But at about the end of that time, things went downhill. My supervisor went to work in another office, and the person who took her place didn't seem to get me. She was also a bit paranoid and insecure. If you ever read Dilbert, she was basically the "Topper" character. Whenever anyone mentioned a bit of experience from another job that might be useful, she would immediately have to top it. We were discussing going after a client in the health care arena, and I, of course, mentioned the five years I'd worked at a major medical center. She immediately "remembered" having done a big health care project in another job. She did this even to the interns. It was insane. I think she was also a little threatened by me because I was at a level where if I'd wanted the job she had, I probably could have had it. The only saving grace was the office director, who seemed to appreciate what I could do, but then he left. I started planning my escape. Just before the end of 2001 I bought my own laptop so I'd have a good computer if I lost the business one. Then when they announced that the new director would be someone I used to work with at a previous job -- and he was the one person in my whole career with whom I'd ever had a hallway screaming match -- I started saving important files onto disks. I really saw the writing on the wall when I was totally shut out of a meeting to plan the pitch to retain our biggest client. It was during this stressful time that I came up with that wacky story idea one morning when I was dragging myself up the stairs to my home office, and the idea got me excited enough to decide that given everything that was going on, this might be a good time to finally force myself to go freelance. But then the agency lost the biggest client (due partially, as I later learned, to the fact that I wasn't at the meeting), and I was on the chopping block.

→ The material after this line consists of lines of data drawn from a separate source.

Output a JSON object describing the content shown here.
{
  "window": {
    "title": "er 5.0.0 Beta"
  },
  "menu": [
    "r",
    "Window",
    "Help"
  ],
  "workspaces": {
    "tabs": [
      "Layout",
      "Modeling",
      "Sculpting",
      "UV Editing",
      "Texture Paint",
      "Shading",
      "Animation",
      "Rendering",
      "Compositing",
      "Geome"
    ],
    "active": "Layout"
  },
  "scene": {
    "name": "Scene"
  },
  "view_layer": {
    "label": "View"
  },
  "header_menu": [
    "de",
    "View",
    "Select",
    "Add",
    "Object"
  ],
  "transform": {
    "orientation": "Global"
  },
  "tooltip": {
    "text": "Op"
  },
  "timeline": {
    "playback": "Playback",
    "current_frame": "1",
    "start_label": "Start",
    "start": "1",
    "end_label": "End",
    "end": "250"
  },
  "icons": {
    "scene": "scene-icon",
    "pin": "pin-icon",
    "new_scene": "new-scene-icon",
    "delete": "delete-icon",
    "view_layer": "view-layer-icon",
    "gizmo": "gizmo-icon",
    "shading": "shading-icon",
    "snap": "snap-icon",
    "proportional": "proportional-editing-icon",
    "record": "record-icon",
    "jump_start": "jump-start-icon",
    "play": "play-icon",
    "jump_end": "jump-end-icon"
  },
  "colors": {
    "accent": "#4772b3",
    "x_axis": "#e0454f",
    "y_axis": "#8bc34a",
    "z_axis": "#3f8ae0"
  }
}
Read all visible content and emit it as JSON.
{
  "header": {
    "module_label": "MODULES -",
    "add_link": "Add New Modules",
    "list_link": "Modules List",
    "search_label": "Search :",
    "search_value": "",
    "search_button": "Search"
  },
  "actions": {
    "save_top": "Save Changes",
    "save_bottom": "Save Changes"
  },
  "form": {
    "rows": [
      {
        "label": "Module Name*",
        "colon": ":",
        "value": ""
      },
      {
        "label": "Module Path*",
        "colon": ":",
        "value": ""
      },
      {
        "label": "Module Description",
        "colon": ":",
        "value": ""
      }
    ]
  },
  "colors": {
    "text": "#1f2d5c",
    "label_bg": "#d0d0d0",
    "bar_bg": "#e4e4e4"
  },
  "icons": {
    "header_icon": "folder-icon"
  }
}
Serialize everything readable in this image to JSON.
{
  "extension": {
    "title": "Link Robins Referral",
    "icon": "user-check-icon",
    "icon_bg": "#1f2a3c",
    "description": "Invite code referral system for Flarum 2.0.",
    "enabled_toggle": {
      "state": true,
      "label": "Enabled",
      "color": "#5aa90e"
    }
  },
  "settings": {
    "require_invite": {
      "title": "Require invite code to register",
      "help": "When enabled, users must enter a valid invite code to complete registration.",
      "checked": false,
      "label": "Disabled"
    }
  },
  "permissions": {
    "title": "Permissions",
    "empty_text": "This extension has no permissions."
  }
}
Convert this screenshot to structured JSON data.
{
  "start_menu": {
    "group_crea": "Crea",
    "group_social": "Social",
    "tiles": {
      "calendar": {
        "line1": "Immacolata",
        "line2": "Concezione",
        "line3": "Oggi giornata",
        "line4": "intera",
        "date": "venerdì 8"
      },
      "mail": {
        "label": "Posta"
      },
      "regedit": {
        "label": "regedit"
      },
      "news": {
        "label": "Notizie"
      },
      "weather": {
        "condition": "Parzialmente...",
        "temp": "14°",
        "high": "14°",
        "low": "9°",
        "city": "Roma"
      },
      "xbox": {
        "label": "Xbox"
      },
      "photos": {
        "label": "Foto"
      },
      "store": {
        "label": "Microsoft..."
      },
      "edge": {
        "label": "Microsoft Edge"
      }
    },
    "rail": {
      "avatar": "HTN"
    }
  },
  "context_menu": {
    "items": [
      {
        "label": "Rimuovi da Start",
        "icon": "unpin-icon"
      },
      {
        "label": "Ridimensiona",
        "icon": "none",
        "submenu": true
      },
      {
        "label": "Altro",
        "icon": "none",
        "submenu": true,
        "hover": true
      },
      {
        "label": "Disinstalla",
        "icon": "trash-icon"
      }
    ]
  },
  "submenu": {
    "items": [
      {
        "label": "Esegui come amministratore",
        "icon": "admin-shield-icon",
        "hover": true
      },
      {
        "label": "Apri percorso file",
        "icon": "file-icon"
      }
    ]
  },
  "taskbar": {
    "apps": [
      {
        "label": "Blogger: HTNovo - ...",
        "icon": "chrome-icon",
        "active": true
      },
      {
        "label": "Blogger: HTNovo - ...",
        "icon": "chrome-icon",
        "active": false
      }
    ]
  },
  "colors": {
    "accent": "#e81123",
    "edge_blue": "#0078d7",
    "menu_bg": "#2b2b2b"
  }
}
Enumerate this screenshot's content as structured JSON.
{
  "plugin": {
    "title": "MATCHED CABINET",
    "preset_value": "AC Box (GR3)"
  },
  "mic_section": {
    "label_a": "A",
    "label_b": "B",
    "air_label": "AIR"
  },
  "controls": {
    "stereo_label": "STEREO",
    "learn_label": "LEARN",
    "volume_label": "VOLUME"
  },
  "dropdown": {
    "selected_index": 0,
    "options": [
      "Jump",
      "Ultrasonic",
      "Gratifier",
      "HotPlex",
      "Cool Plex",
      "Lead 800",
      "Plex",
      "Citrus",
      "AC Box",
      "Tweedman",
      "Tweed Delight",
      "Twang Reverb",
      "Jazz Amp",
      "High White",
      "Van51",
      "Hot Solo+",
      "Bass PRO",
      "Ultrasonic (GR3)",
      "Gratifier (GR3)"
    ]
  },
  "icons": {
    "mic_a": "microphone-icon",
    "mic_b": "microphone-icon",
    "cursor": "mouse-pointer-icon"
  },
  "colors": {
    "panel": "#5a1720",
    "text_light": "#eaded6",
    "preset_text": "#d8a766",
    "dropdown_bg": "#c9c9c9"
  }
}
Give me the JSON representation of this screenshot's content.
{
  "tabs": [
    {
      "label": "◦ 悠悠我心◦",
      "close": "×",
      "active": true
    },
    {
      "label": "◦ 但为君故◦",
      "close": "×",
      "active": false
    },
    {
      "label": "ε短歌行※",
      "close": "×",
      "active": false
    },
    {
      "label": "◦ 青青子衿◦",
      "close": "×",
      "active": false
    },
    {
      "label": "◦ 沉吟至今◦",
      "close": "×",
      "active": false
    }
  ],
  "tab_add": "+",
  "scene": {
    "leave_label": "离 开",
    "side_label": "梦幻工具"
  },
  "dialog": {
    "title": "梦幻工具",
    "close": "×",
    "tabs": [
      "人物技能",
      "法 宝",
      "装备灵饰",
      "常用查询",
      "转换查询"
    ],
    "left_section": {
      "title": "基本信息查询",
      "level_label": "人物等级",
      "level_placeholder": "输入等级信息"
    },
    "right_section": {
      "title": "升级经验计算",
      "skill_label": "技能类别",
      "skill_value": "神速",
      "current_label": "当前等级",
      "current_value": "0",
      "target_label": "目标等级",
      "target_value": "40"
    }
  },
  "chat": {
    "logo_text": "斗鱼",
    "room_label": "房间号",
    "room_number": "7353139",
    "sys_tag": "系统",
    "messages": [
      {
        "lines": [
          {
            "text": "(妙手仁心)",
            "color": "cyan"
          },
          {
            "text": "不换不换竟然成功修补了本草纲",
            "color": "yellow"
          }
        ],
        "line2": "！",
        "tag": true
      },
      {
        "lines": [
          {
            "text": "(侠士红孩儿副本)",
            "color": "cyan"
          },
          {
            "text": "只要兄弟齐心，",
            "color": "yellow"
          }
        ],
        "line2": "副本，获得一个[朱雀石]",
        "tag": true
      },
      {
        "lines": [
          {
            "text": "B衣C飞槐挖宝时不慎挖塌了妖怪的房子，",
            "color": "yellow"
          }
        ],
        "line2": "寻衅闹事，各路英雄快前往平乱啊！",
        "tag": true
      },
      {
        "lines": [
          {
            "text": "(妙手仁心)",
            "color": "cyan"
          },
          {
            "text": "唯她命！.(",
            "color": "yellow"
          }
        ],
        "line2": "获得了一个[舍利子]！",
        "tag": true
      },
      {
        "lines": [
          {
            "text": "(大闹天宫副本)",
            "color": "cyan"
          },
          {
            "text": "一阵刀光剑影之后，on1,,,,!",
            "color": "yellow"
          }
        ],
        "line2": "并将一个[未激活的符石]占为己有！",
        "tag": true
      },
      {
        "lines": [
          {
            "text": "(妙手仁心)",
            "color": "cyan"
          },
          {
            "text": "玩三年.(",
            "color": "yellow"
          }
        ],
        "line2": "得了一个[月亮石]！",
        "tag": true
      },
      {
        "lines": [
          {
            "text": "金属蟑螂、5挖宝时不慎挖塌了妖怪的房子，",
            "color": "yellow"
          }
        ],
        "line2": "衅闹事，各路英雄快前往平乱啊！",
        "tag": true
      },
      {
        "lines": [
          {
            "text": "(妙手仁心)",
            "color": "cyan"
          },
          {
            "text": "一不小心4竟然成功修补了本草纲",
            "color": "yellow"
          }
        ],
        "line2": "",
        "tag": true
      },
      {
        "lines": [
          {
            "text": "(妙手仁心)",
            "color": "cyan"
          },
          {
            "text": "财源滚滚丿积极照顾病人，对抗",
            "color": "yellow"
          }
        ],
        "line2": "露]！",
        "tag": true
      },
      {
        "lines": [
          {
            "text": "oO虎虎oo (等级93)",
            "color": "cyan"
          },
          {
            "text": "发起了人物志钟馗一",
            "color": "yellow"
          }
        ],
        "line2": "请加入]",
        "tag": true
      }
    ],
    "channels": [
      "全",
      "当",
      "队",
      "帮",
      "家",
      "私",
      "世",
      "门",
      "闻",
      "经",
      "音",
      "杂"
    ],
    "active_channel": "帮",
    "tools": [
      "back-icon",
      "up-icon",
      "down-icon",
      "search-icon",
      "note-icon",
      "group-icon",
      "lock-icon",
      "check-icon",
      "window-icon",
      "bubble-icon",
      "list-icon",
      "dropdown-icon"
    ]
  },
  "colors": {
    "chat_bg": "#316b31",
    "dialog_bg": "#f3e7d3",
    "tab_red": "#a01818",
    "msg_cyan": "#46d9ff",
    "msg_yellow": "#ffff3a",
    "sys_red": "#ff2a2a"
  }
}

So, on January 31, 2002, I got the call to come to the office and turn in my computer, company credit card and office keys. I was a little scared, rather angry about the way it was handled, but oddly elated. Fortunately, I had something to look forward to. I'd been late to the game reading the Harry Potter books. I'd read the first one about a year earlier and had the second two from a trip to England but hadn't read them yet. That year right around the New Year, I'd finally read them, and I'd put my name on the waiting list at the library to get Goblet of Fire. I'd finally got it that week and was planning to spend the weekend reading. Being laid off meant I got to start my reading earlier. I got home from turning in my stuff and being officially laid off, made some tea, and curled up on the chaise lounge to read. I don't know if it was the associations or the catharsis it offered, or what, but that was one of my favorite reading experiences ever. I kept laughing out loud, to the point I had to stop and put the book down for a while, and then when it turned tragic at the end, I bawled. Maybe the book really did make me that sad, or maybe it was just the way I channeled all my emotions. I think I identified with how alone and isolated poor Harry felt without a family because my parents were on a cruise in New Zealand at the time, so on a day when something major had happened to me and when I kind of needed my Mommy, it was the one time in my entire life when I absolutely couldn't reach her. That's still possibly my favorite book in the series, and I'm not entirely sure if it's because of the book or because of all the baggage I brought to reading it at that time.

The day after I got laid off, the huge client my agency had lost, which led to my being laid off, called and hired me as a freelancer, so I had a feeling I'd be okay. I had a couple of tough years, got a lot more rejections and was more or less abandoned by my old agent, but I did write that book, I got a new agent, the book sold, and now look where I am! I think that's cause for celebrating layoff day.

1 comment:

Amanda Ashby said...

Happy layoff Day, Shanna!!! Sounds like it was the best thing that ever happened to